‘Manifest injustice and glaring violation of all truth’: Disputing controverted elections in the 18th-century Parliament

In the latest blog for the Georgian Lords, Dr Charles Littleton considers the way in which 18th-century elections were frequently decided on the results of petitions in Parliament, after the initial returns were challenged. The weeks before this year’s election in the USA have been marked with commentary considering the potential for voter fraud, disenfranchisement, and the role of the courts. Although on a much … Continue reading ‘Manifest injustice and glaring violation of all truth’: Disputing controverted elections in the 18th-century Parliament

‘Reflections on the Revolution in France’ and political representation

On the 230th anniversary of the publication of Edmund Burke’s Reflections on the Revolution in France, we hear from guest blogger Dr Ian Harris from the University of Leicester on the theme of political representation, then and now… The 1st November this year is the two-hundred-and-thirtieth anniversary of Edmund Burke’s Reflections on the Revolution in France. A 230th may not seem the most noteworthy of … Continue reading ‘Reflections on the Revolution in France’ and political representation

Town v. Gown? Attempting to lock down early eighteenth-century Oxford

Today we’re heading back to Oxfordshire and this month’s local history focus. In our latest blog, Dr Robin Eagles, editor of the Lords 1715-1790 project, looks into the political leanings of the inhabitants of 18th century Oxford… At the time of George I’s accession, Oxford had a clear reputation as a hive of Toryism. The city’s perceived loyalty to the Stuarts had been one of … Continue reading Town v. Gown? Attempting to lock down early eighteenth-century Oxford

A Catholic Borough Patron: Anthony Browne, 6th Viscount Montague

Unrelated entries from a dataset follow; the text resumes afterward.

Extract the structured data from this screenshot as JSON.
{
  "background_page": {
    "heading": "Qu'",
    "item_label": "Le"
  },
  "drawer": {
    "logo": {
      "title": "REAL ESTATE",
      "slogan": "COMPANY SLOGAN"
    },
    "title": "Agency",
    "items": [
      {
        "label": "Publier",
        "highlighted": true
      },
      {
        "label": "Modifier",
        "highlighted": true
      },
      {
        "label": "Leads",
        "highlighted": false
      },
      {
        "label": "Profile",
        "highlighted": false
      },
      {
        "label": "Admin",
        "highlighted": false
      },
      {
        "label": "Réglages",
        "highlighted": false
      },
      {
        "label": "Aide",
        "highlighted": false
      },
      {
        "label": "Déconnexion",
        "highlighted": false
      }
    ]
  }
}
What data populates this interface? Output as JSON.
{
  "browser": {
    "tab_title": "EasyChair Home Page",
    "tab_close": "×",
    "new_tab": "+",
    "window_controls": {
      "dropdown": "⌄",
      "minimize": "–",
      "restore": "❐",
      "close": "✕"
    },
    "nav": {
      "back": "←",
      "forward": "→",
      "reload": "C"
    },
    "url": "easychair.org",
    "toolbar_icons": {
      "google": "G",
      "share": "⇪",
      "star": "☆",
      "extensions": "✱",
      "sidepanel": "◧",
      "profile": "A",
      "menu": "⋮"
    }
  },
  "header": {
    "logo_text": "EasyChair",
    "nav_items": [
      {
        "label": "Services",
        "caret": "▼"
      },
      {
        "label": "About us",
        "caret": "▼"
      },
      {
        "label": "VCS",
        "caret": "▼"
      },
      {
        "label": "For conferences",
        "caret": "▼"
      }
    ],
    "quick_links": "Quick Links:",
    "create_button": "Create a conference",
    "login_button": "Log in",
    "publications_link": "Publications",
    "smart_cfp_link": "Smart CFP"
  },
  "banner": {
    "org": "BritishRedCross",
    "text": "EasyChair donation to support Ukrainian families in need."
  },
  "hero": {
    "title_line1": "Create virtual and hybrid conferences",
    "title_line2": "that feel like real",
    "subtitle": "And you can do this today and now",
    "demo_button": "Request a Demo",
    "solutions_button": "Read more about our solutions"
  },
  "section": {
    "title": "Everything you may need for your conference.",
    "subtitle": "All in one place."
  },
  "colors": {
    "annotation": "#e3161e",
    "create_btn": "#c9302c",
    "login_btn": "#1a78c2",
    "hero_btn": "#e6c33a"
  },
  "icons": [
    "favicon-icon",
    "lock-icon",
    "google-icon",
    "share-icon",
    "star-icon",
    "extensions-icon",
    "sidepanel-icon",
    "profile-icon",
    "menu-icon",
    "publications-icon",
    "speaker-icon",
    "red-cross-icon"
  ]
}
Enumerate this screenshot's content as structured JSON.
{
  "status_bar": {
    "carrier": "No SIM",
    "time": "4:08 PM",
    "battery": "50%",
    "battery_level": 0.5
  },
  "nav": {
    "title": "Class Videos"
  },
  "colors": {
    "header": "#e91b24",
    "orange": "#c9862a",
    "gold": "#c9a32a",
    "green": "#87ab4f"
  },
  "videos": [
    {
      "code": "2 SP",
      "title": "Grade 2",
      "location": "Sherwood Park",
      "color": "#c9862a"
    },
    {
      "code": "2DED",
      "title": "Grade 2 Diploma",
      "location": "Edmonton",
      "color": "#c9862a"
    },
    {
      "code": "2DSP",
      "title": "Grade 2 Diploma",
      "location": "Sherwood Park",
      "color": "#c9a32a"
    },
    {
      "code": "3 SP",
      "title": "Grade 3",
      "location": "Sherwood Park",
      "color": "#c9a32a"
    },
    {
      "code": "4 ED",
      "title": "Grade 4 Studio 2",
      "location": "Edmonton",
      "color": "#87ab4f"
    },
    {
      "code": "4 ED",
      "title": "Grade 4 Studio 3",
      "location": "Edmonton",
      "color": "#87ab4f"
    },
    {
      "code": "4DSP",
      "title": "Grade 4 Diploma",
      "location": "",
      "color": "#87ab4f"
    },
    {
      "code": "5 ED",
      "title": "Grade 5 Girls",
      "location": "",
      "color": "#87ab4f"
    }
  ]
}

In the latest blog for the Georgian Lords, Dr Stuart Handley, examines the case of the Viscounts Montague, who in spite of being unable to sit in the Lords, retained their influence over their Sussex borough of Midhurst. The Browne family were ennobled as viscounts Montague in the mid-sixteenth century, the first Viscount taking his seat in the House of Lords in 1554. The 3rd … Continue reading A Catholic Borough Patron: Anthony Browne, 6th Viscount Montague

‘A few slight alterations would make it picturesque’: Glamorgan and Monmouthshire in the 18th century

In our latest blog we return to Glamorgan and Monmouthshire as part of our local history blog series. Part one, discussing the constituencies in the mid-17th century can be read here. But today Dr Robin Eagles, editor of our Lords 1715-1790 project, takes a look into the 18th century, as leading gentry families tussled for control… In his 1776 tour of Wales, Arthur Young thought … Continue reading ‘A few slight alterations would make it picturesque’: Glamorgan and Monmouthshire in the 18th century

All over in 4 ½ minutes? The battle of Prestonpans, 21 September 1745

In the latest blog for the Georgian Lords, Dr Robin Eagles considers some of the Members of Parliament involved in the battle of Prestonpans along with some of the other personalities caught up in the first major action of the 1745 Rebellion. Early in the morning of 21 September 1745 government forces commanded by General Sir John Cope, encamped about ten miles east of Edinburgh, … Continue reading All over in 4 ½ minutes? The battle of Prestonpans, 21 September 1745

A revolting pocket borough: Morpeth in the late eighteenth century

In our latest Georgian Lords blog, in keeping with our general focus for the month on the county of Northumberland, Dr Charles Littleton considers the case of the pocket borough of Morpeth and its uneasy relations with the earls of Carlisle. The Northumbrian borough of Morpeth had returned representatives to Parliament since 1553. From 1601 the Howards of Naworth were lords of the manor, and … Continue reading A revolting pocket borough: Morpeth in the late eighteenth century